→ How to complete this task
The answer is every line in the data below that contains the word "title".
==============================
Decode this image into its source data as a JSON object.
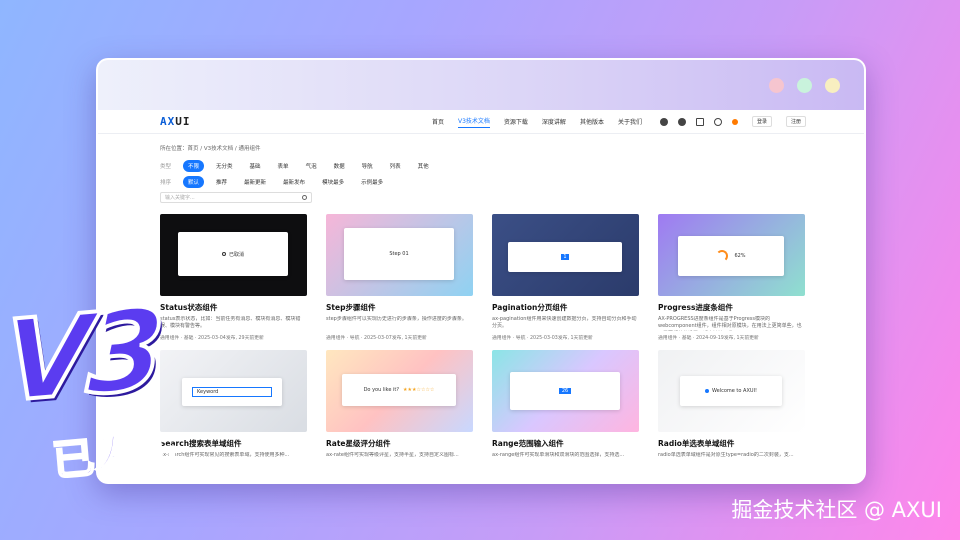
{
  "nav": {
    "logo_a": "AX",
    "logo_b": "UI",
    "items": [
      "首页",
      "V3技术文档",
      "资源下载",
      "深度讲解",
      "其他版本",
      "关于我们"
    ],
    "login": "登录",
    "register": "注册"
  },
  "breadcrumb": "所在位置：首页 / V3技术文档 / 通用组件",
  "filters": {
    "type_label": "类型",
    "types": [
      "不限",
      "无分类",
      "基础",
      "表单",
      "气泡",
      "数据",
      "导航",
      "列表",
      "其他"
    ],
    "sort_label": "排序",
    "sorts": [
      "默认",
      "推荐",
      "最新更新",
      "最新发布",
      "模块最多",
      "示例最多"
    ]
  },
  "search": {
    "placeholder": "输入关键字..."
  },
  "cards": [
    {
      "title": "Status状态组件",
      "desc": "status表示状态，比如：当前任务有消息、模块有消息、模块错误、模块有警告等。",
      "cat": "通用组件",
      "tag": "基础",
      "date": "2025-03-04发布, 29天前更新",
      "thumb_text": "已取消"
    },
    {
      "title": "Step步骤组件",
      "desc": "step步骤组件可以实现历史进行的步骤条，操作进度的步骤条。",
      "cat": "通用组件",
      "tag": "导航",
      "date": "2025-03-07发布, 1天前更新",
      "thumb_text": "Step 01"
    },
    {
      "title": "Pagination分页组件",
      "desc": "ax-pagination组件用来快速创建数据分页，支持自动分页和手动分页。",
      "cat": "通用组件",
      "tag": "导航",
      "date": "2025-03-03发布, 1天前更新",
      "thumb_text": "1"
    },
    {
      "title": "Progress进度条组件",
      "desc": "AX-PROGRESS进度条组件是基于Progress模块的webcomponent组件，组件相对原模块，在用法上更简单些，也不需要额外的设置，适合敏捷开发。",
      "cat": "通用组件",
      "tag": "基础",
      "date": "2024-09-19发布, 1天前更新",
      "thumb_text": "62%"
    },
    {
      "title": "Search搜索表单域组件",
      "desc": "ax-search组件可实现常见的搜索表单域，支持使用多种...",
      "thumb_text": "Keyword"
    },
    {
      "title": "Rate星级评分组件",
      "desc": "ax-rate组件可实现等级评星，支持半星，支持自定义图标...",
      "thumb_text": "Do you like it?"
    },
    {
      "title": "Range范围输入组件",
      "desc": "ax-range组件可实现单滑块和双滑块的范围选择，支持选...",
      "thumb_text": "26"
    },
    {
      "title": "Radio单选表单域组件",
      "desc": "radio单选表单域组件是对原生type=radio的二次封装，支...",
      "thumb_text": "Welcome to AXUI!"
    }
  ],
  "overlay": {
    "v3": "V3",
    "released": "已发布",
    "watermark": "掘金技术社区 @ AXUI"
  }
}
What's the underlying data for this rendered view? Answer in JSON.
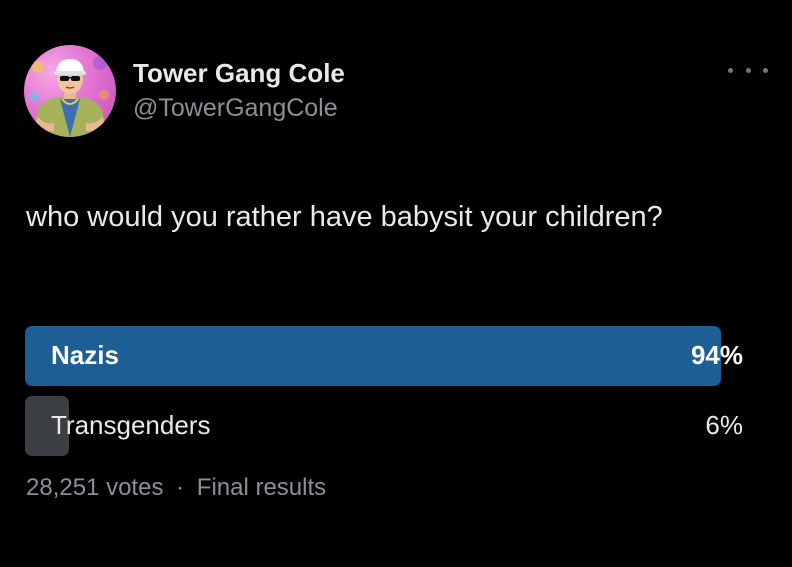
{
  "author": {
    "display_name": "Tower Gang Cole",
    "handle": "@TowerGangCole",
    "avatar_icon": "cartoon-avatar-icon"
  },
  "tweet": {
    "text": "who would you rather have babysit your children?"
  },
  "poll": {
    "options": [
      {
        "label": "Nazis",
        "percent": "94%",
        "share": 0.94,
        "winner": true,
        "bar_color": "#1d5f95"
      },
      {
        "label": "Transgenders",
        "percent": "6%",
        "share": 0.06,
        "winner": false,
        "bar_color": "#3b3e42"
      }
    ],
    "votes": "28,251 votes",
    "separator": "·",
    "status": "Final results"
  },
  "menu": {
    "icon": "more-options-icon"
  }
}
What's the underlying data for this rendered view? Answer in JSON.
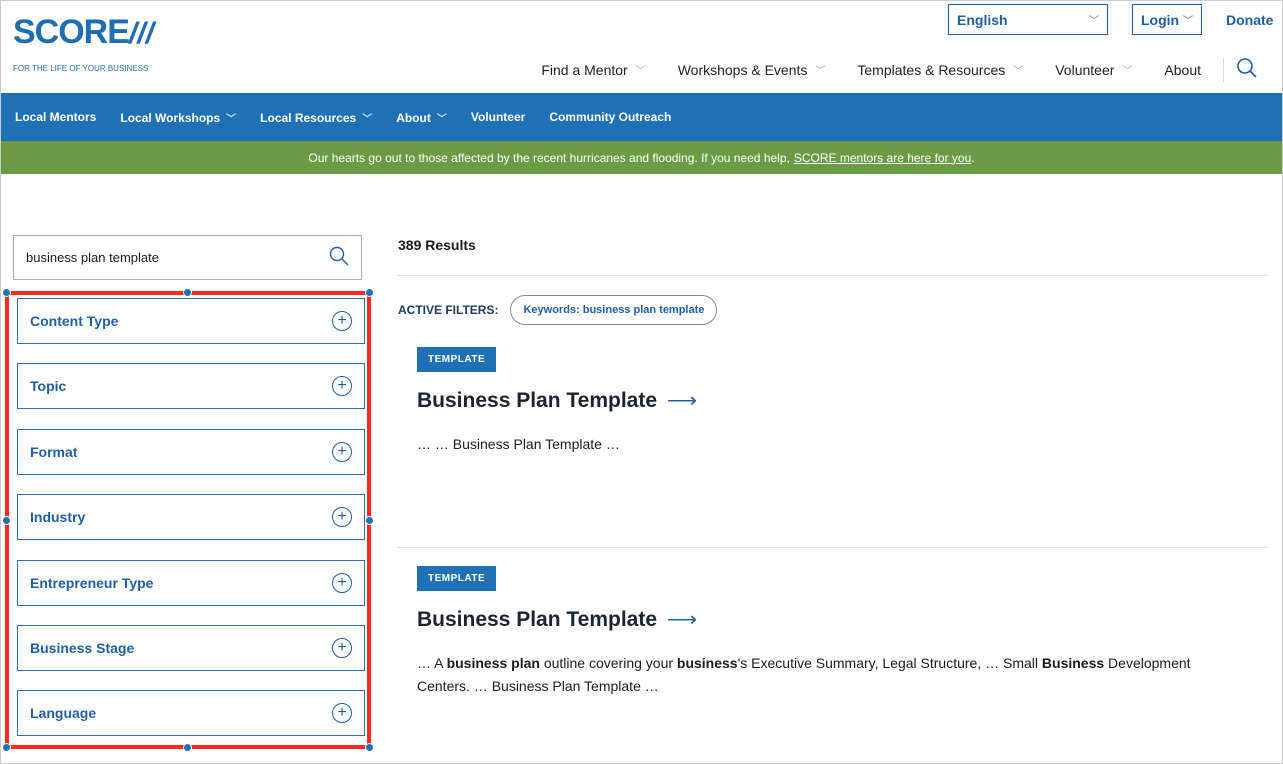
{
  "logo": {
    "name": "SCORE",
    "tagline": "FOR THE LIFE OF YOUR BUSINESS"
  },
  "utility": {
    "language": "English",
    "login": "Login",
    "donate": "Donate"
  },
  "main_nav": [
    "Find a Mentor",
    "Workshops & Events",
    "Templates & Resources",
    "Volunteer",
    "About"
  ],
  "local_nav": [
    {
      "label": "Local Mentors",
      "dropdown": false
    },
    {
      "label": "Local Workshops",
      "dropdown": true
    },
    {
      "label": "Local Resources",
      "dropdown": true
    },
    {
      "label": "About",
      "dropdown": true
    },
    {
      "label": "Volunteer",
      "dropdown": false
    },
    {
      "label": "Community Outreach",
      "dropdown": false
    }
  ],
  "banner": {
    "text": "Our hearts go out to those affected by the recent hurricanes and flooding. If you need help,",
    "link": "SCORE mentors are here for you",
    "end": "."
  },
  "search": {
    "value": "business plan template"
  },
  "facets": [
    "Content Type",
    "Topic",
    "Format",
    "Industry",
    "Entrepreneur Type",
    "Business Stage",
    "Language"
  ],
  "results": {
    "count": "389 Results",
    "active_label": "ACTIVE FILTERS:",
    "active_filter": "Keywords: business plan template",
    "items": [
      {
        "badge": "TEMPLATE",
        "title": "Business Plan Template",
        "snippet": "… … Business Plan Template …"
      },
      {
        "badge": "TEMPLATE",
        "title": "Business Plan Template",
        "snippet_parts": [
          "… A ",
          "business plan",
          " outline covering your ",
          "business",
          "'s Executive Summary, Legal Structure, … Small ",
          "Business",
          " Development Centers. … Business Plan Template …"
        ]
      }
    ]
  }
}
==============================
→ Written reply
      "title": "Status状态组件",
      "title": "Step步骤组件",
      "title": "Pagination分页组件",
      "title": "Progress进度条组件",
      "title": "Search搜索表单域组件",
      "title": "Rate星级评分组件",
      "title": "Range范围输入组件",
      "title": "Radio单选表单域组件",
        "title": "Business Plan Template",
        "title": "Business Plan Template",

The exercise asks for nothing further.